    I was trying to explain in the last paragraph of Part A, perhaps not very well, a reason why the meme might’ve been so exciting even on a superficial level. Not that I disagree about how already existing CoC should be supported more; they definitely should. And I totally and completely agree that mere colour-swapping without taking into account changed histories is pretty useless and insulting to the character and the audience. But Superman is a big effing deal with a LOT of power behind him, physically, symbolically, financially, historically and all the rest of that. So, I can completely understand why it would be exciting, and yes, empowering, to even just SEE– people being visual– a black/brown/East Asian Superman.

    Thanks ever so!


  55. So, I can completely understand why it would be exciting, and yes, empowering, to even just SEE– people being visual– a black/brown/East Asian Superman.

    I agree.
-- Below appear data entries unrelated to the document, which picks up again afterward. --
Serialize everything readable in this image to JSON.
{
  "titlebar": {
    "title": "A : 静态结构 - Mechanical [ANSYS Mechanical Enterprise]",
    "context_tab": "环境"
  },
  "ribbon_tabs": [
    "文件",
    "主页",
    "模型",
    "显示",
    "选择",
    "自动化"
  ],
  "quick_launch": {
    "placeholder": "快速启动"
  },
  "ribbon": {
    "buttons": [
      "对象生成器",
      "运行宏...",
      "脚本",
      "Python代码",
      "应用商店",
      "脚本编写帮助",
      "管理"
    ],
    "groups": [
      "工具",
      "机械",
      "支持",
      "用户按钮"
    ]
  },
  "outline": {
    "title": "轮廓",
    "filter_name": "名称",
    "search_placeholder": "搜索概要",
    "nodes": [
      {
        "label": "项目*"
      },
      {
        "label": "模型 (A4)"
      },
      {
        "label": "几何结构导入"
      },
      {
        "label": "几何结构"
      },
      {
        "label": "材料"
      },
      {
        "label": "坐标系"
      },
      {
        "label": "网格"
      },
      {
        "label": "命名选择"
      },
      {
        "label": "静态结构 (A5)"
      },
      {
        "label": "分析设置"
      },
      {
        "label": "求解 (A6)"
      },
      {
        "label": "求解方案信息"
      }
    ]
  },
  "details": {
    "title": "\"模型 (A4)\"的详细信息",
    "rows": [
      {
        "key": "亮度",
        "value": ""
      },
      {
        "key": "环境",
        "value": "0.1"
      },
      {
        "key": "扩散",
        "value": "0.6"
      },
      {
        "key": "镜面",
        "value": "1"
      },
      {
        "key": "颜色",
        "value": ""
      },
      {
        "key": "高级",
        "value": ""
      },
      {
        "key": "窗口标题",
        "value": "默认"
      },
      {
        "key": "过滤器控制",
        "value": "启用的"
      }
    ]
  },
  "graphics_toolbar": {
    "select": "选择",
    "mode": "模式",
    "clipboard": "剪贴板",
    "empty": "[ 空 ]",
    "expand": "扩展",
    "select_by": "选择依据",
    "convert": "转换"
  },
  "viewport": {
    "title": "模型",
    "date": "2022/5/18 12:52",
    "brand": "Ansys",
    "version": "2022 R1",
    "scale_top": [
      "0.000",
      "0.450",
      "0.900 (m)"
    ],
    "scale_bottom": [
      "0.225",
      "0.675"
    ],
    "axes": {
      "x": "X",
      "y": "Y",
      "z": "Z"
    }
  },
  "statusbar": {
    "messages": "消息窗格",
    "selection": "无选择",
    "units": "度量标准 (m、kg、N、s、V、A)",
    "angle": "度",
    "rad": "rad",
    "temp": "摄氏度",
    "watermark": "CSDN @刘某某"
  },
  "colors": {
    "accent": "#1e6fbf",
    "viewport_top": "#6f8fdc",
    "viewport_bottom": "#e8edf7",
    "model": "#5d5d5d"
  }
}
I’ve always thought it would be awesome to have a movie about John Henry Irons.

    Which is why I think chromatic casting is sad in the end. Because it’s not really doing anything. It COULD have been a mechanism for highlighting characters that not everyone knows exist. Kind of like:

    Everyone likes Superman, but the last Superman movie didn’t do that well. So why, instead of rebooting the franchise again, don’t they make a Steel movie. This could be our actor! This is how he’s similar to/tied to/evokes similar feelings as Superman: … This is what makes him unique and different: … This is why he’s cool: … This is how a movie could work: …

    It would mean more, I think, if instead of highlighting Superman, Batman, Iron Man, Cap, the X-Men and changing them, the meme started highlighting and casting for: Steel, Black Panther, War Machine, Patriot, Static Shock, and so on.

    I guess also, I think that the chromatic casting idea is fairly pointless. Say Hollywood is inspired. They DO make a non-white Superman movie. It’d be pretty fantastic, I don’t disagree. But then the kids want to read more about this fellow. They open the comic and …he’s white.

    But look at the Justice League cartoon. They COULD have chosen to add diversity by making Hal Jordan black. But they didn’t. And now to a fairly huge subset of the kids who grew up watching the show, John Stewart is THEIR Green Lantern. Granted, DC doesn’t always highlight the character as they should, but that’s what letter campaigns and the like are for. If more people SAY “I want a John Stewart comic” then there’s a better chance DC will make one. But people can’t say that if all they see is Hal Jordan.


  56. Oh god, David, I’m sorry for ranting/speechifying. It didn’t look that long when I typed it. :-(


  57. Er…Kalinara, I hate to tell you this. But there WAS a Steel movie. Starring Shaq. Judd Nelson plays the bad guy. Its about as terrible as you might imagine…


  58. Heh. Okay, point to you. But really, if Captain America can get a new movie after that horrible horrible Italian-Red-Skull crap, Steel should get one too. It’s not HIS fault they cast Shaq.


  59. Your post has been included in a Linkspam roundup